When COVID-19 hit, Don Peterson saw a chance to give back. As a 3D printer owner, he realized he could produce the essential masks needed by health care workers. But it was more personal than that: he wanted to donate these masks to Covenant House, the shelter where he’d found his place in the world.
Don was 15 years old when he was first introduced to the outside world without parents. It’s when he says his real education began.
There was trouble; there were mistakes. And he learned from all of it. But it wasn’t until he started connecting with staff at Covenant House that things turned around for him.
“It’s hard to want to accept advice or help. I was always on the defence, and I always had my back up. It was the staff that helped me trust that they weren’t trying to rob me or steer me wrong. They pushed me to do good things.”
Covenant House staff helped him get ID, a social insurance number and his first job as a telemarketer. In time, he got his own place, and Covenant House was there with clothes and furnishings.

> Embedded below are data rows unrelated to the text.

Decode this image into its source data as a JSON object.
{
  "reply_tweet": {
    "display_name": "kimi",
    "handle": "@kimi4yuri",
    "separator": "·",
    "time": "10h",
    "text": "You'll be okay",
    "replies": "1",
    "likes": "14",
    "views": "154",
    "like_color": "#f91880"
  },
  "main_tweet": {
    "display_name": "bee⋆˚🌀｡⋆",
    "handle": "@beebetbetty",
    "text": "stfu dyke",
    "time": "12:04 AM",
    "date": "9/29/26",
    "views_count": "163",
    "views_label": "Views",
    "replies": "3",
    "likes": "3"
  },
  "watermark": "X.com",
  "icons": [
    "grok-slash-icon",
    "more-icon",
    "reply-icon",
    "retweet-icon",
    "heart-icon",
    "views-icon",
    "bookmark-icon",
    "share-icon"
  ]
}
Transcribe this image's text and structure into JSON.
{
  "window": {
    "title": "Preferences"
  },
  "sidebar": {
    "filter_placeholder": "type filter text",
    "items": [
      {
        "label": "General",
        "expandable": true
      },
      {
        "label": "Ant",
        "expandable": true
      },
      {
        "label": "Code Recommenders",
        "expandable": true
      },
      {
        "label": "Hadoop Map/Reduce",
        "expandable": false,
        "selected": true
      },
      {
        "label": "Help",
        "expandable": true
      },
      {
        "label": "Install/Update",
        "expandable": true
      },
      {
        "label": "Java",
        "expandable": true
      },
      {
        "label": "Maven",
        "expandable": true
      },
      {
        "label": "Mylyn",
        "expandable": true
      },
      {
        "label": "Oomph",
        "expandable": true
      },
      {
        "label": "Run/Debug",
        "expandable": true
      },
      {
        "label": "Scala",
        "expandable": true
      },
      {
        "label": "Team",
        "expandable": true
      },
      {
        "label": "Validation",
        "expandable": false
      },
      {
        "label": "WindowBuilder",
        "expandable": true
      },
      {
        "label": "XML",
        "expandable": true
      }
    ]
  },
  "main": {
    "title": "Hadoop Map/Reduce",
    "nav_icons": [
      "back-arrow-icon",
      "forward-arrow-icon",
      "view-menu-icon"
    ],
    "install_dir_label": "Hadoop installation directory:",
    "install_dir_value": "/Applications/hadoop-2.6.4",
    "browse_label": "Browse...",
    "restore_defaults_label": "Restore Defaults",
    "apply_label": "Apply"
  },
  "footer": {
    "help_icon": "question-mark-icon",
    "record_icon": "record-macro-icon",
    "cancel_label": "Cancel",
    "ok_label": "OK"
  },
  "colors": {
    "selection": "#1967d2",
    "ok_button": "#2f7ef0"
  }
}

That was 20 years ago. When Don recently heard about the mask shortage for front-line health care workers dealing with COVID-19, he looked at his collection of 3D printers and other supplies and realized he could pump out masks and face guards for the people who changed his life.
A couple of weeks later and the medical supplies arrived at the front door of Covenant House. With 100 new masks, staff can stay safe as they continue to support young people in need.
Don reflects: “This was just the right thing to do. I’m not even paying it forward. If it wasn’t for them, I don’t know where my life would have ended up. I’m where I’m at today because people didn’t turn their backs on me.”